Could the nation (or parts therein) experience catastrophic events that significantly challenge hospitals’ ability to continue to provide care to patients? Yup. Will the nation (or parts therein) experience catastrophic events that significantly challenge hospitals’ ability to continue to provide care to patients? Probably, and perhaps (given only the weather patterns of the last 12 months or so) sooner rather than later. There have always been (and there always will be) opportunities for hospitals to improve their level(s) of preparedness (preparedness is a journey, it is not a destination), including building in resiliency to infrastructure, resources, command leadership, etc. And while I appreciate the thought and preparation that went into the report, I can’t help but think that somehow this is going to be used to bludgeon hospitals on the regulatory front. In preparation for that possibility, you might find it useful to turn your emergency management folks loose on a gap analysis relative to the recommendations in the report (again, I can’t/won’t argue with the recommendations—I like ’em), just in case your next accreditation surveyor tries to push a little in this realm.

Cylindrical musings and nudging as a compliance strategy

Howdy, folks. After surviving the battering of this past weekend’s tumultuous weather in the Northeast (I got to experience it twice—once in Indiana and again back home), I’m going to be (relatively) brief for this week’s missive.

First up, hopefully most of you are familiar with the TED Talks concept (all the info you need about that you can find here) and NPR has a weekly program that kind of crystallizes some of the TED offerings in their TED Radio Hour. This past weekend (no TV, so we had to huddle around the radio, just like in olden times), the program revolved around the use of gentle pushes or nudges to change behaviors (you can hear that broadcast here). As safety professionals, I think we are all acquainted with the various attempts to get folks to do our bidding when it comes to safe practice (that sounds a little authoritarian, but it’s kinda what we’re up against) and I thought the entire program really gave me some food for thought in how we might come at compliance from a slightly different perspective. I thought some of the ideas were fascinating and definitely worth sharing, so if you have a spare 55 minutes or so (the webpage above does break it out into the individual sections of the broadcast—I think it’s all good, but whatever description seems most interesting to you would be a good starting point), you might give it a whirl…

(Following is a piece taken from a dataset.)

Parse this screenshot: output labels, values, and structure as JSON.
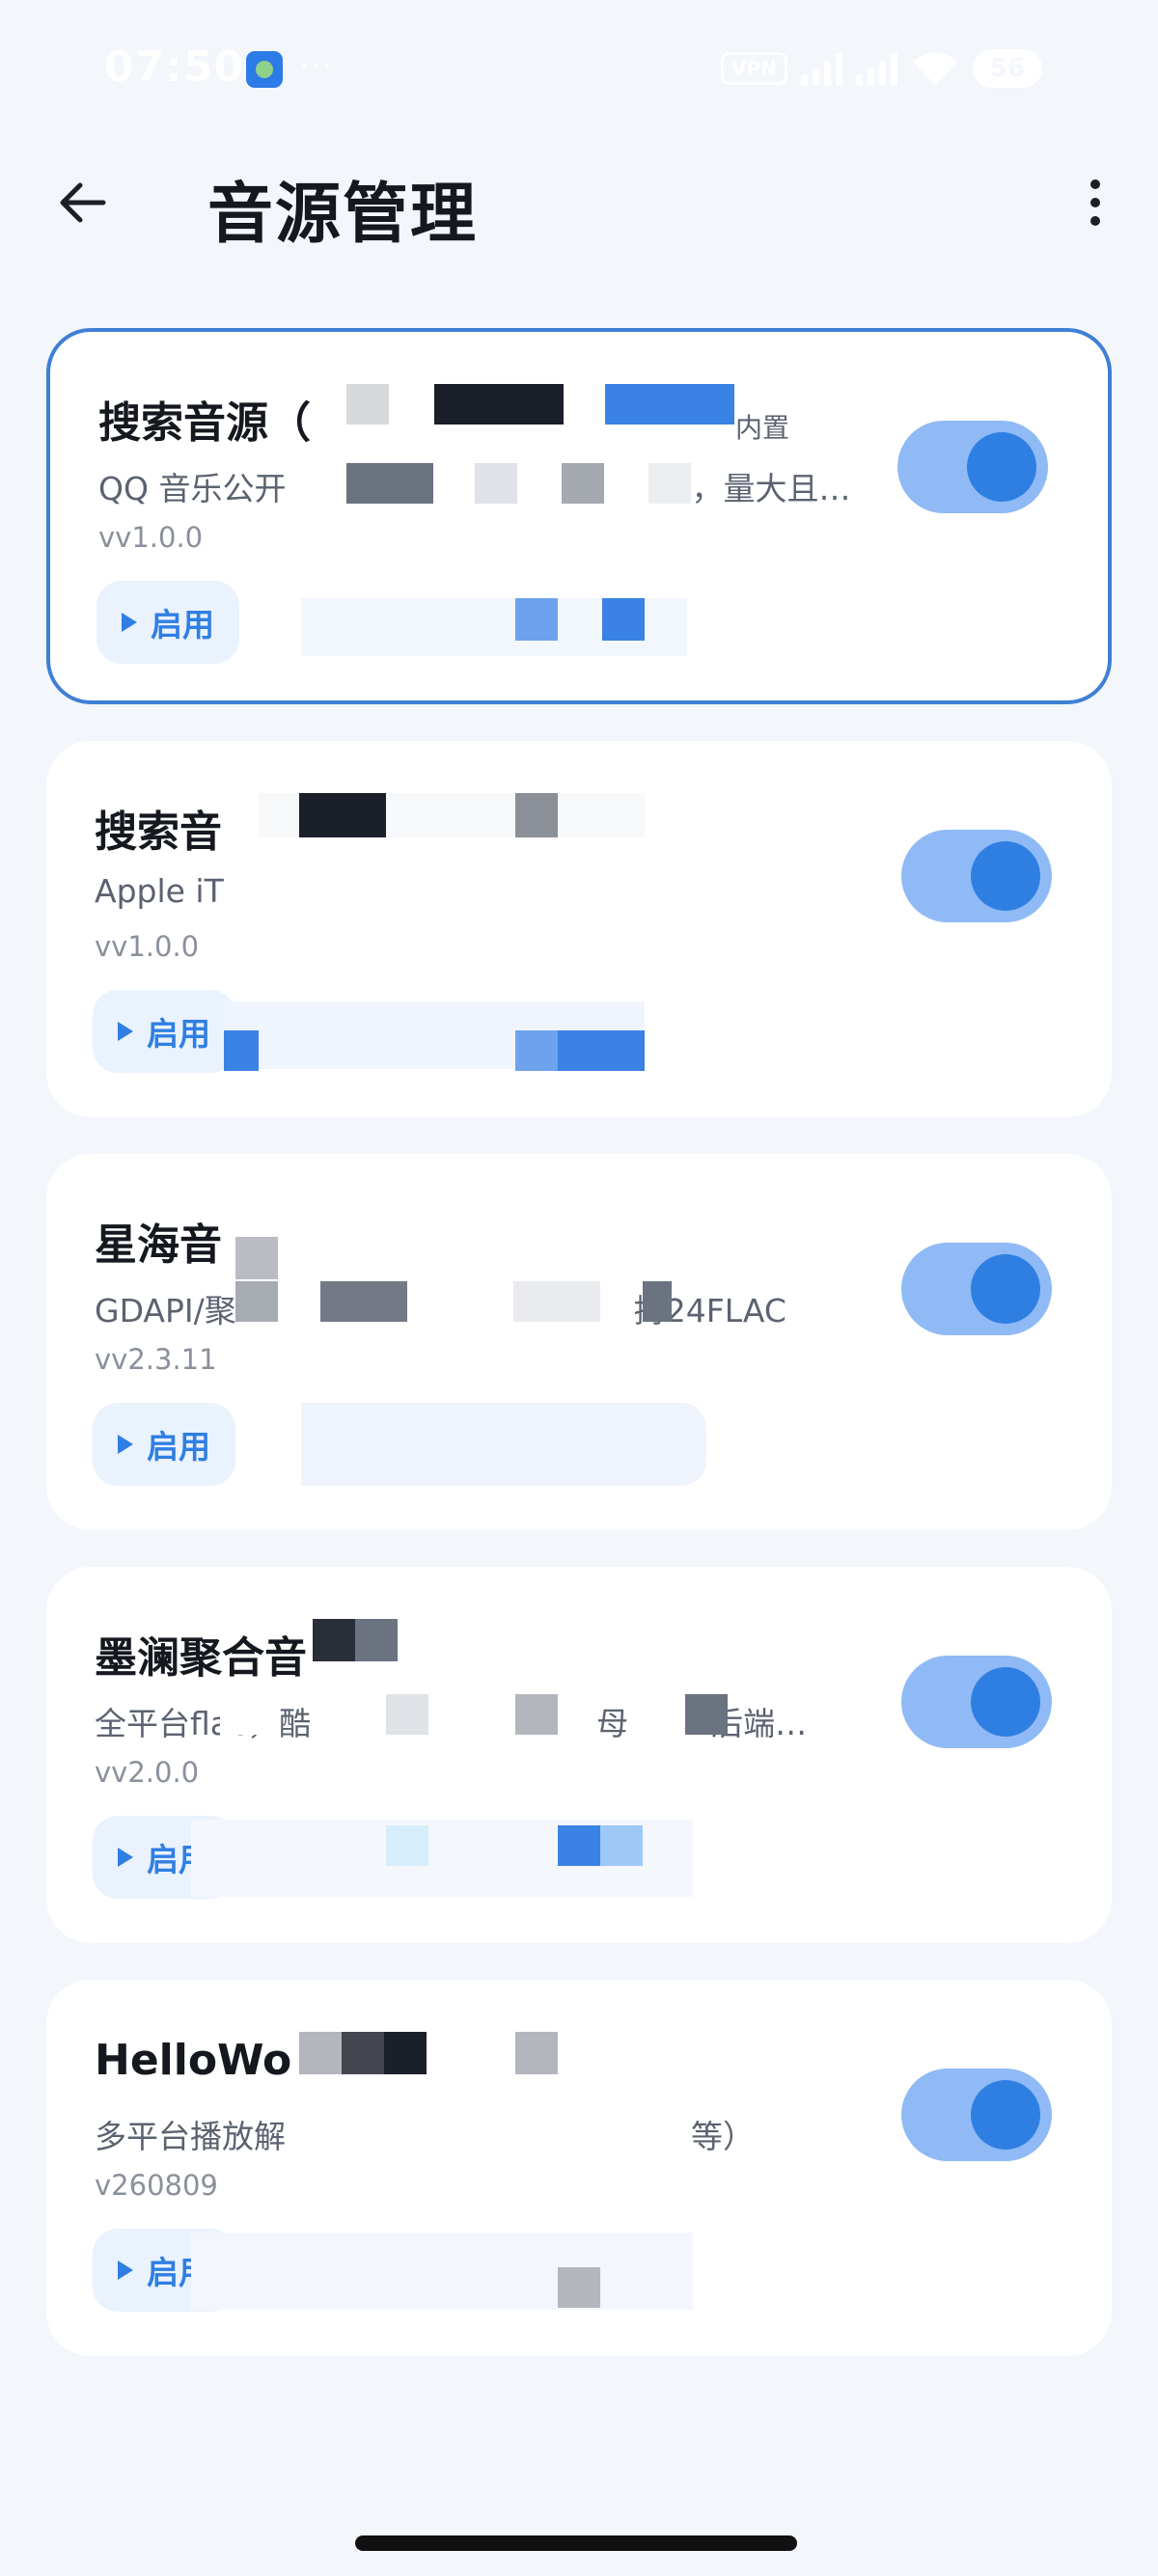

I also want to bring you some hopeful news on the cylinder storage segregation front; when this whole focus started, quite a few folks were cited for storing non-full (empty or partial) cylinders in the same location as full cylinders. I don’t know when The Joint Commission posted the updated FAQ on cylinder storage, but, and I quote, “Full and partially full cylinders are permitted to be stored together, unless the organization’s policy requires further segregation.” I know this whole thing was the bane of a lot of folks’ existence, particularly after we had to work so diligently to get folks to secure the cylinders properly, only to have this little paradigm shift towards the edge of darkness. I believe that this will make things somewhat simpler in the execution (make sure your policy reflects the allowance for full and partials to be stored together—they’ll be looking to review that policy).

As a final, non-safety note, I just flew cross-country and was able to watch Gary Oldman’s performance as Winston Churchill in Darkest Hour. I’ve always been something of a history buff, with World War II as a central theme and must tell you that I thought it was a really great performance and a fine movie (or is it a film?). It really points out the power of consensus and the use of the spoken word to galvanize folks (which kind of ties back to the nudging—though Sir Winston’s nudge packed a lot of wallop). At any rate, I thought it was very well done (no surprise about the Best Actor Oscar) and probably my favorite since Lincoln (the movie, not the car or President…though Lincoln in the Bardo was a very interesting book…).